Storytelling – a key competence for project managers?

Merv Wyeth

Imagine my delight at being selected to participate in an invitation-only event about management methods. However, a condition of entry is that each participant is expected to address their colleagues using a twenty minute TED talk format, which seems to be the rite of passage in certain quarters.

The actual TED talk principles are refreshingly simple and make me think of those that accompany the Agile Manifesto like, ‘Simplicity – the art of maximizing the work not done – is essential.’

The TED principles are written as modern day commandments, and include ‘Thou shalt tell a story, remember all the while laughter is good and be vulnerable, speaking of thy failure as well as success.’

A lesson in storytelling

Recently I attended an APM event with Stephen Carver. He spoke about successful project management through telling stories – sticky ones at that.

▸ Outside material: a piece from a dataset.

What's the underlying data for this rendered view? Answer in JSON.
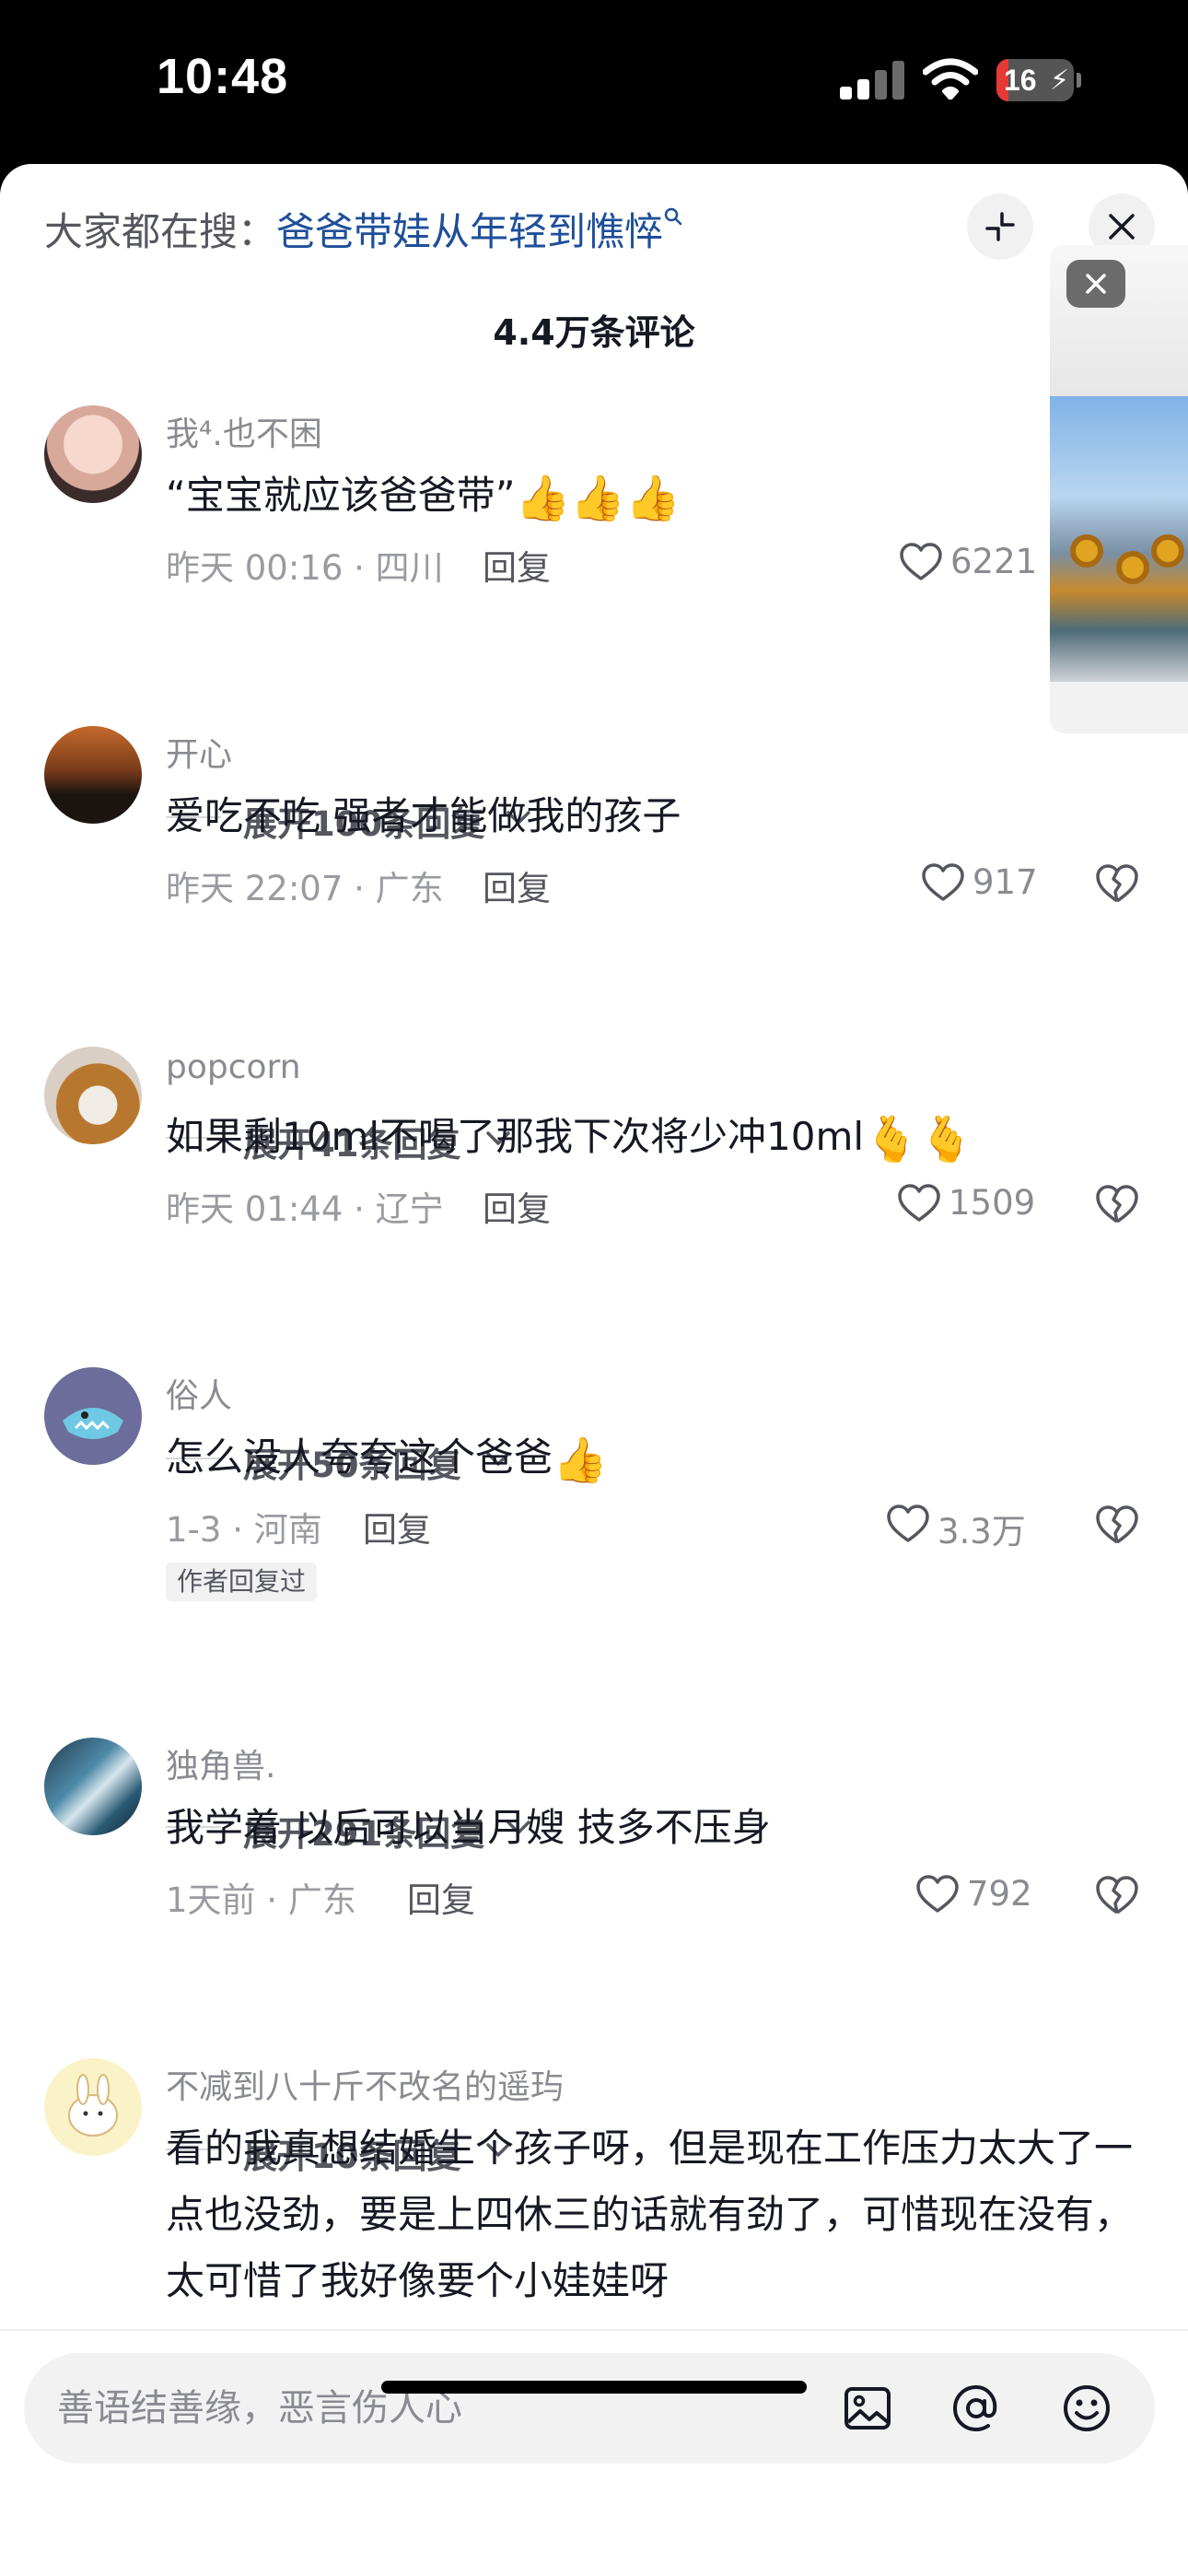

Throughout the evening Stephen demonstrated his storytelling prowess and explained how the skill is a key part of project leadership.

He explained that sometimes you really do need to be that little bit theatrical to win hearts and minds. Instead of the usual dry, trite phraseology and business vocabulary trotted out at business reviews and Board meetings, we should learn from others how we can use a compelling narrative to build commitment and paint a picture of the future.

Stephen used pictures and memorable video clips to drive his various points home. In his opinion a good project has some striking similarities to a good story. It:

  • has characters
  • engages ‘the mind’s eye’
  • takes people on an emotional journey
  • has structure
  • makes an impact
  • embraces complexity
  • creates meaning – often multiple meanings
  • does not tell – it shows
  • catalyses change
  • is remembered.

Henry Ford, the American Industrialist and inventor said, ‘Whether you think you can or whether you think you can’t, you’re right,’ and with that in mind Stephen is very keen that we should practice telling our own project stories.

Image is Powerful

Part of storytelling is projecting the right image of you, your project and your message – one that sticks, and one that people will remember. Cameron Russell did this when she gave one of my favourite TED Talks to date: Looks aren’t everything. Believe me, I’m a model. She makes an outfit change on stage which is designed to transform the audience perception of her in 10 seconds flat before telling her story, warts and all.

If image is powerful, when coupled with social media it is dynamite – she says that if some of the audience were horrified when she first appeared on stage that she would find out later on Twitter.

I applaud the way she plays down becoming a model as winning a genetic lottery and receiving the legacy of how beauty has been defined in the modern world. She discloses, apparently for the first time on camera, that she is insecure.

Her concluding remark – the story’s message – is that she hopes we will all feel more comfortable acknowledging our perceived successes and our perceived failures.

It’s a story that stuck with me and a good example of how to get your message across in a powerful way.

Stuart & Frank’s G.Y.M.

Another event I attended in the same week as seeing Stephen speak was a motivational masterclass with Paul Browning, organized by APM’s ProgM SIG.

I saw another example of powerful storytelling in action. Paul uses the lives of Stuart and Frank, who represent success and failure, and their relationship with the G.Y.M. (Grown your mind) to demonstrate how, in any business or profession, it is the dynamic goal-achievers who consistently succeed.

He described the life and works of Adolf Guyer-Zeller, a Swiss entrepreneur, who was able to inspire others with his audacious idea to build a railway track via a long tunnel through two mountains to the summit of the Jungfrau.

Testament his leadership was that others were sufficiently motivated to see his work through to completion long after he died (1899). The railway to the top of Europe was completed in 1912 – nine years later than originally planned, so not a project that hit its delivery date, but one that was inspired by the power of story.

What story are you telling about your project? Do you even think storytelling is something that project managers should consider? Let us know in the comments.

A version of this article first appeared in 2015.